From art book to iPad app: Josef Albers’ classic work undergoes a ‘magical’ transformation



“Interaction of Color” — Josef Albers’ iconic book that taught legions of students and professionals alike how to think creatively about color — has been given a modern makeover as an iPad app, just in time for the 50th anniversary of its publication by Yale University Press.

The app, which combines Albers’ traditional teaching methods with 21st-century technology, was created by Yale University Press and the Josef and Anni Albers Foundation and developed by Potion, an award-winning design and technology firm specializing in interactive experiences.

“Albers’ ‘Interaction of Color’ was a landmark in the field of color philosophy,” comments John Donatich, director of Yale University Press. “And while the paperback book served decades of students so well, the new app gives us a chance to adapt this classic work to the new digital landscape, taking advantage of technology to literally enhance the experience Professor Albers intended.”

The app has been designed to benefit professionals and students, artists and design practitioners across disciplines, arts educators, and anyone who wishes to learn more about how to think creatively about color and its uses. “We’re very proud and excited to be able to update this book to a new generation of students, artists, and designers of every stripe,” says Donatich.

The idea for the Interaction of Color app “in a way originated from Albers himself,” explains Michelle Komie, senior editor of art and architecture at Yale University Press. “Because of the way he very carefully and thoughtfully organized the original project, it translates beautifully to iPad. There was no reason to change much of the look of the project because it’s beautiful.”

Features of the app include a new color palette tool which allows users to engage in the hands-on experimentation with color that Albers placed at the center of his work with students; the full text of “Interaction of Color”; over 125 of the original color studies; archival video of Albers in the classroom; original video commentary by experts explaining Albers’ principles; and interviews with leading designers and artists explaining how they use color in their professional practices.

Using the Interaction of Color app is a “very tactile experience,” Komie says. “You feel as if you are working with paper, which was a very important part of Albers’ methodology.”

Josef Albers (1888-1976) was a German-born American artist and educator whose work, both in Europe and in the United States, formed the basis of some of the most influential and far-reaching art education programs of the 20th century.
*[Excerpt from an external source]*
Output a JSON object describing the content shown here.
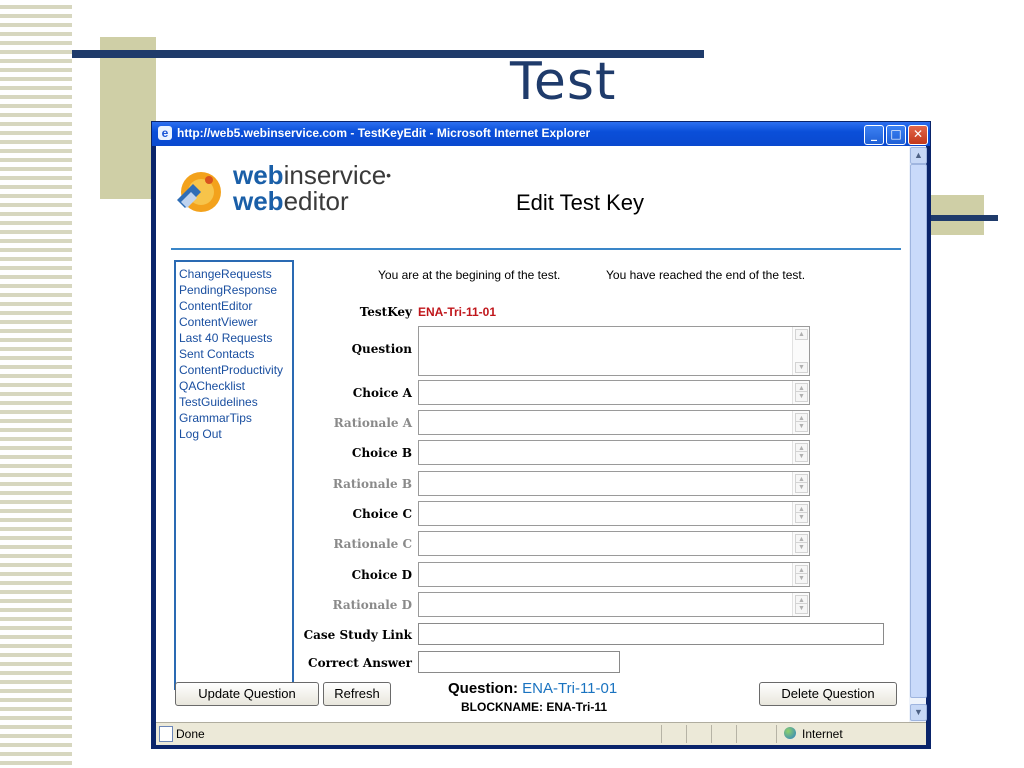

Chair of the Department of Design at the Yale School of Art from 1950 to 1958, Albers conceived of “Interaction of Color” as a handbook and teaching aid for artists, instructors, and students. The book presents Albers’ unique ideas of color experimentation in a way that is valuable to specialists as well as to a larger audience. Originally published in 1963 as a limited silkscreen edition with 150 color plates, “Interaction of Color” first appeared in paperback in 1971, featuring 10 representative color studies chosen by Albers. The paperback has remained in print ever since and remains one of the most influential resources on color.

“One of the things that is so alluring about working with this app,” says Komie, “is that there is a constant sense of magic and discovery and inspiration. This is not only embodied in the project itself, but is also a sense of art and the world that Albers wanted to pass on to his students in a much larger way.”

The Interaction of Color app is available free from the App Store on iPad, and the complete version is available as an in-app purchase for $9.99. The Interaction of Color website includes further information, a sampler of video commentary, and a demo video.


YaleNews | From art book to iPad app: Josef Albers’ classic work undergoes a ‘magical’ transformation.